DATASET CONTENT Start Marker
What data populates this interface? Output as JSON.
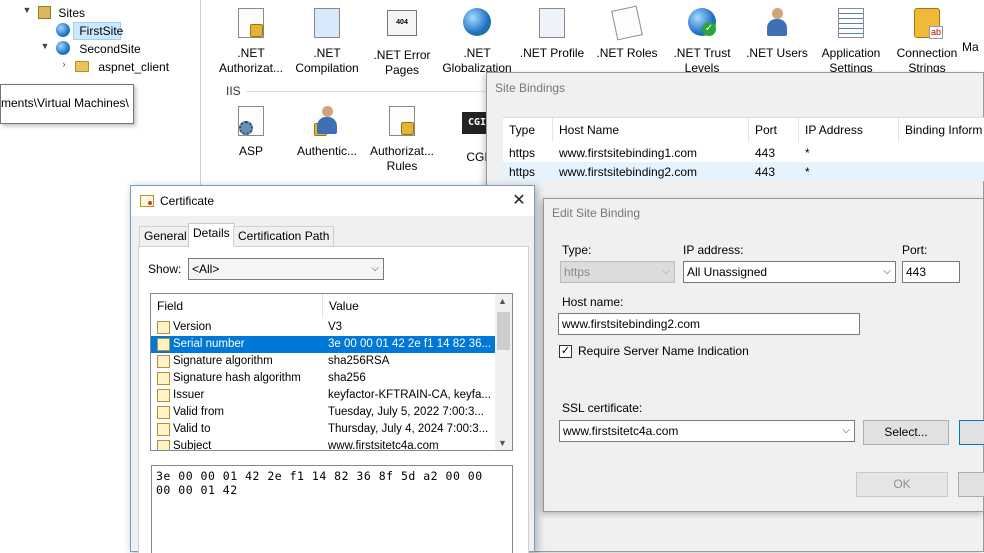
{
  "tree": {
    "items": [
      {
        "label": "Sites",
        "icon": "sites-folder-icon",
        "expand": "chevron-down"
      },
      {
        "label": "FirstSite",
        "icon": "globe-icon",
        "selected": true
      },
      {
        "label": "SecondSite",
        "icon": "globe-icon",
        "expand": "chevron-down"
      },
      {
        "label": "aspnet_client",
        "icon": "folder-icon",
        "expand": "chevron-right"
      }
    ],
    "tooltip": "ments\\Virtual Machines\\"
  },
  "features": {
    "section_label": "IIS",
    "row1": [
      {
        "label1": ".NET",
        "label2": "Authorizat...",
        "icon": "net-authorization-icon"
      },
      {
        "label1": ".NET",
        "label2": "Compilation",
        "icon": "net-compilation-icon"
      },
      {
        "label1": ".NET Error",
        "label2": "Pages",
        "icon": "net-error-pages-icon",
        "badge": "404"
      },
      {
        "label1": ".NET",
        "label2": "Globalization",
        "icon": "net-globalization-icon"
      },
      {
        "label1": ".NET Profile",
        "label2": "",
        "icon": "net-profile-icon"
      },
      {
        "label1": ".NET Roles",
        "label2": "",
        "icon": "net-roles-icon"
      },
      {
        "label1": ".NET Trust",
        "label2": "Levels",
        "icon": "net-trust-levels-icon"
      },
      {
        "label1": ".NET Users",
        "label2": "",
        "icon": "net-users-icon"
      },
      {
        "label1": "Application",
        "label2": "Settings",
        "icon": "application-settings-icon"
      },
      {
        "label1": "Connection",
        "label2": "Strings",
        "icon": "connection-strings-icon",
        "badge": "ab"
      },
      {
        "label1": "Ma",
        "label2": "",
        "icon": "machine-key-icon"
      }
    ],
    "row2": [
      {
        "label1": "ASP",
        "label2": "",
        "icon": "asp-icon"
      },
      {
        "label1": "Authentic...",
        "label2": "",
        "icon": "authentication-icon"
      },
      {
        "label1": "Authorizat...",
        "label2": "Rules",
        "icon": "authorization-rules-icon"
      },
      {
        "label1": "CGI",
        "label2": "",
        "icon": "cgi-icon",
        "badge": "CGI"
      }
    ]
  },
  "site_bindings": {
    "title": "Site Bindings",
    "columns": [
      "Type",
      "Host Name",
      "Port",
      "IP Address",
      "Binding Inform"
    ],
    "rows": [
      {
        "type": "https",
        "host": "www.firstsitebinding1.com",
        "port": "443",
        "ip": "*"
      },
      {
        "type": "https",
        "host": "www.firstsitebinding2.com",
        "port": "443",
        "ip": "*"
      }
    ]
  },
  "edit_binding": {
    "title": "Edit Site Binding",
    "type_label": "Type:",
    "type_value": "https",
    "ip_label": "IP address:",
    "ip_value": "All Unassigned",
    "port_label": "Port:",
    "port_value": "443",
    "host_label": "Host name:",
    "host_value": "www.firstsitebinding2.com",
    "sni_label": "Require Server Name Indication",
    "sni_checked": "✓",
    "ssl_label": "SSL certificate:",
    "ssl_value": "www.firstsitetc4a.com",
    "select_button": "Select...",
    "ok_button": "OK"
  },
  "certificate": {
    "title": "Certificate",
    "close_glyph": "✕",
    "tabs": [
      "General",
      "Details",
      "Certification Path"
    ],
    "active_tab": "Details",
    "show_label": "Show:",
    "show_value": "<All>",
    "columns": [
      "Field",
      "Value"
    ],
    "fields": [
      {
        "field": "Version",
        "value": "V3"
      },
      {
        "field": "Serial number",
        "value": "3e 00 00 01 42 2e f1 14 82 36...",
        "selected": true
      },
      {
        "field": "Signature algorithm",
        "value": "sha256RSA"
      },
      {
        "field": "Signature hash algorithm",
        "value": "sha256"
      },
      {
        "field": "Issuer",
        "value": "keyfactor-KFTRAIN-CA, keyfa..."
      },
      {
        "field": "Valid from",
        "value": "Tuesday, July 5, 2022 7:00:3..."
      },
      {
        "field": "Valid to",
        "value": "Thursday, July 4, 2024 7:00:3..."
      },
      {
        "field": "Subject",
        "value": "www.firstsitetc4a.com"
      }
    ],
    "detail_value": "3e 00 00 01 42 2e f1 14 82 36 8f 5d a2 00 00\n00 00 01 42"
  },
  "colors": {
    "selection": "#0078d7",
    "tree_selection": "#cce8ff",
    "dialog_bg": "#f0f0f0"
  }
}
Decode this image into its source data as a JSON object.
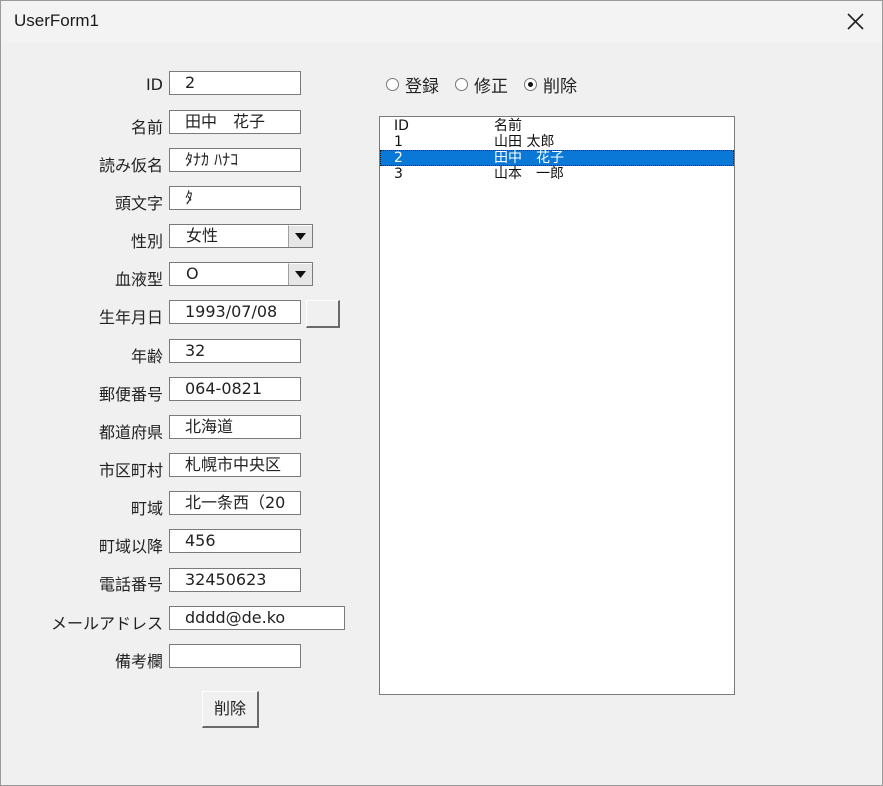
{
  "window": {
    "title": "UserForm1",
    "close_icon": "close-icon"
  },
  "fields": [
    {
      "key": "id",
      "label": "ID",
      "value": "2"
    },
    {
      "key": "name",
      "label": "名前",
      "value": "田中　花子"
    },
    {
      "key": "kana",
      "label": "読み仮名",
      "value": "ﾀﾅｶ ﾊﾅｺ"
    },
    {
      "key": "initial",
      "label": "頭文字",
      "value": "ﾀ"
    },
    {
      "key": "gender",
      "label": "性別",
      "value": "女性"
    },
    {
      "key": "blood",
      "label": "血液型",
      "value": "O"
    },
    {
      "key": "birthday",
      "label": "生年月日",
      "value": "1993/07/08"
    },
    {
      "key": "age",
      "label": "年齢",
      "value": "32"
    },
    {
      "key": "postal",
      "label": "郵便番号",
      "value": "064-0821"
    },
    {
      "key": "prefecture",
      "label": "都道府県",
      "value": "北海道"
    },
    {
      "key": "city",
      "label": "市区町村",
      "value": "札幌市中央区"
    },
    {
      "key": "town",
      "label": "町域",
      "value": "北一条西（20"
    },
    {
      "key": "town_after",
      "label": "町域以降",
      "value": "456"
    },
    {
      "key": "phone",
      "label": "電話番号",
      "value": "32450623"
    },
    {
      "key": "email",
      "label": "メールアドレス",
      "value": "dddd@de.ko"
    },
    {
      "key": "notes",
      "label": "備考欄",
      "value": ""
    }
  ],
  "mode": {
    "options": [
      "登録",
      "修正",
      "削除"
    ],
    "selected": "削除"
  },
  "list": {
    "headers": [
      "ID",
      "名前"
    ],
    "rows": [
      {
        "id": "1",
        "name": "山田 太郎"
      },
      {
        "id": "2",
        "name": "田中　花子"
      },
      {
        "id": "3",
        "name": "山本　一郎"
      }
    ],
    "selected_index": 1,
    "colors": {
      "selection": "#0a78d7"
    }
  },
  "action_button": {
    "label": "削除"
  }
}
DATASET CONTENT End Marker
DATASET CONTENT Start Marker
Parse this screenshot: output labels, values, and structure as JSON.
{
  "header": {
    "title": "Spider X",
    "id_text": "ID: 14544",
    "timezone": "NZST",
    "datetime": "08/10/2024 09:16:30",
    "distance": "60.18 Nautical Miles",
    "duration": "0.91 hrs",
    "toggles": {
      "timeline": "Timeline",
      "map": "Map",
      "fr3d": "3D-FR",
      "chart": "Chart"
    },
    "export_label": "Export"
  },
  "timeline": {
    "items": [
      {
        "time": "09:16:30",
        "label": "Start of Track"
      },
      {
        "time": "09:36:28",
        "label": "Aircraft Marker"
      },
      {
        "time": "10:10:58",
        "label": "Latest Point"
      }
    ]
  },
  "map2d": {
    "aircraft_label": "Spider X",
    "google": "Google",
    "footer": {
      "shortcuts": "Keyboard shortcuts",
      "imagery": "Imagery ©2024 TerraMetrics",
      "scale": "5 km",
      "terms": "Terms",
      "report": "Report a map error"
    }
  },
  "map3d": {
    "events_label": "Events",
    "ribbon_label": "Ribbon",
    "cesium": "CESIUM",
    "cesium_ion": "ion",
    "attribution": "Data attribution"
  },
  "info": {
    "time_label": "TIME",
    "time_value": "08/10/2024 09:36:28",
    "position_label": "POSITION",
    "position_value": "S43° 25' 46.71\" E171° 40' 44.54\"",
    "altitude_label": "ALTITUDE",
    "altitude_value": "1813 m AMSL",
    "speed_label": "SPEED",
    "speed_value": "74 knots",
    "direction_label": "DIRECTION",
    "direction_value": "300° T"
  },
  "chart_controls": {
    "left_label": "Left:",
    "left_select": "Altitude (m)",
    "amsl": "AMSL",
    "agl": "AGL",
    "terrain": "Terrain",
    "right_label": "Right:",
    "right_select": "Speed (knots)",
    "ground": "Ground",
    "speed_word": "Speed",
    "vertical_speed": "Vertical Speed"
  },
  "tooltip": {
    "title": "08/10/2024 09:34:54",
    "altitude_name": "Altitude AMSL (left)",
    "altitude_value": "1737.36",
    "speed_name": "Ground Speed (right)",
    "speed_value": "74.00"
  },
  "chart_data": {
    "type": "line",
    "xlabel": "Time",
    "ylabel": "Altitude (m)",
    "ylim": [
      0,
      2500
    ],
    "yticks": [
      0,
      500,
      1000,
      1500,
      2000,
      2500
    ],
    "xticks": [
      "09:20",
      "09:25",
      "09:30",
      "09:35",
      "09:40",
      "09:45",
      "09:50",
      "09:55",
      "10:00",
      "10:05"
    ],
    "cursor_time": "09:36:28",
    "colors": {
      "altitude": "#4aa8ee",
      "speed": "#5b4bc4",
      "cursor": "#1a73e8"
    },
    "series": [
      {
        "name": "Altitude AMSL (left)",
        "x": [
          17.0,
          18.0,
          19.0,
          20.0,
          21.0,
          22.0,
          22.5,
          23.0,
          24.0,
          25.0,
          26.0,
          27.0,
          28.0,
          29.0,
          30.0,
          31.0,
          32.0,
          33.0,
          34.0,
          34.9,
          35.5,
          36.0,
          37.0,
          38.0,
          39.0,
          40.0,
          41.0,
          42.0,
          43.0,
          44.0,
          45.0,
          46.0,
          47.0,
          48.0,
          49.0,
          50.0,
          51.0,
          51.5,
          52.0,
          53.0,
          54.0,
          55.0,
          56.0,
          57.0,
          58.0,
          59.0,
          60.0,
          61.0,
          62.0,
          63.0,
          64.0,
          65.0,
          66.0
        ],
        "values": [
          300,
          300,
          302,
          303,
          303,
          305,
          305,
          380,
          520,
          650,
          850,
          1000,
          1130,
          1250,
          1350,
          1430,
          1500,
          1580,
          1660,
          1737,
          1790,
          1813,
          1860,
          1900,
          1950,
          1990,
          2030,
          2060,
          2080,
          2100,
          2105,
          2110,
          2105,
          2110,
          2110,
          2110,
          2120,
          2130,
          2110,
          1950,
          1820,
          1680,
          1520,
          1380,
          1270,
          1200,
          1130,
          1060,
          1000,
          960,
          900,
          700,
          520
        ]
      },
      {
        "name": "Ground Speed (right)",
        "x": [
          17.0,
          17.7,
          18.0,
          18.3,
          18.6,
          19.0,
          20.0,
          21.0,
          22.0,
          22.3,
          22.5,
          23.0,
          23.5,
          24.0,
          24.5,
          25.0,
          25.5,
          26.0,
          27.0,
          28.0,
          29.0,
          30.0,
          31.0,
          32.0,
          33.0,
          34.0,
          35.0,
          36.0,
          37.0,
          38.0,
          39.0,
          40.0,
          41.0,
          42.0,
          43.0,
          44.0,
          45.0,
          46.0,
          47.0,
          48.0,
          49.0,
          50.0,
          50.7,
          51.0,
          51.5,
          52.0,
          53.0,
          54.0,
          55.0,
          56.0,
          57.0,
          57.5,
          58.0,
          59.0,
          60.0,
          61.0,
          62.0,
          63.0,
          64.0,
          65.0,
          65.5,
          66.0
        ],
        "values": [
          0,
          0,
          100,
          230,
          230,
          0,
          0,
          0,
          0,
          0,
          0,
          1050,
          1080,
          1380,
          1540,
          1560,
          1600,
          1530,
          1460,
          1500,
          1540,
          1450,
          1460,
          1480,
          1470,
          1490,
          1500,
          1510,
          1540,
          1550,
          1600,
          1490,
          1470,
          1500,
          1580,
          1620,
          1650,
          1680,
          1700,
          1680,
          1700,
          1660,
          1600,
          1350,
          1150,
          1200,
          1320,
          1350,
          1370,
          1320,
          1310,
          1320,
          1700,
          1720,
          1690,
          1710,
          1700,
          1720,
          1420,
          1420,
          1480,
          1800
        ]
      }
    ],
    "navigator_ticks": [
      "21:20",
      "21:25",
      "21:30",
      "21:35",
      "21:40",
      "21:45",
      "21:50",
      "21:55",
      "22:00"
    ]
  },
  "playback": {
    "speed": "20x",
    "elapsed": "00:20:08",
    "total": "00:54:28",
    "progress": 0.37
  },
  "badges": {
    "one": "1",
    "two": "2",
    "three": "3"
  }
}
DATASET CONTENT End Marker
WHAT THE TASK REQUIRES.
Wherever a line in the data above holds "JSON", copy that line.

EXERCISE SOLUTION.
What data populates this interface? Output as JSON.
Decode this image into its source data as a JSON object.
Parse this screenshot: output labels, values, and structure as JSON.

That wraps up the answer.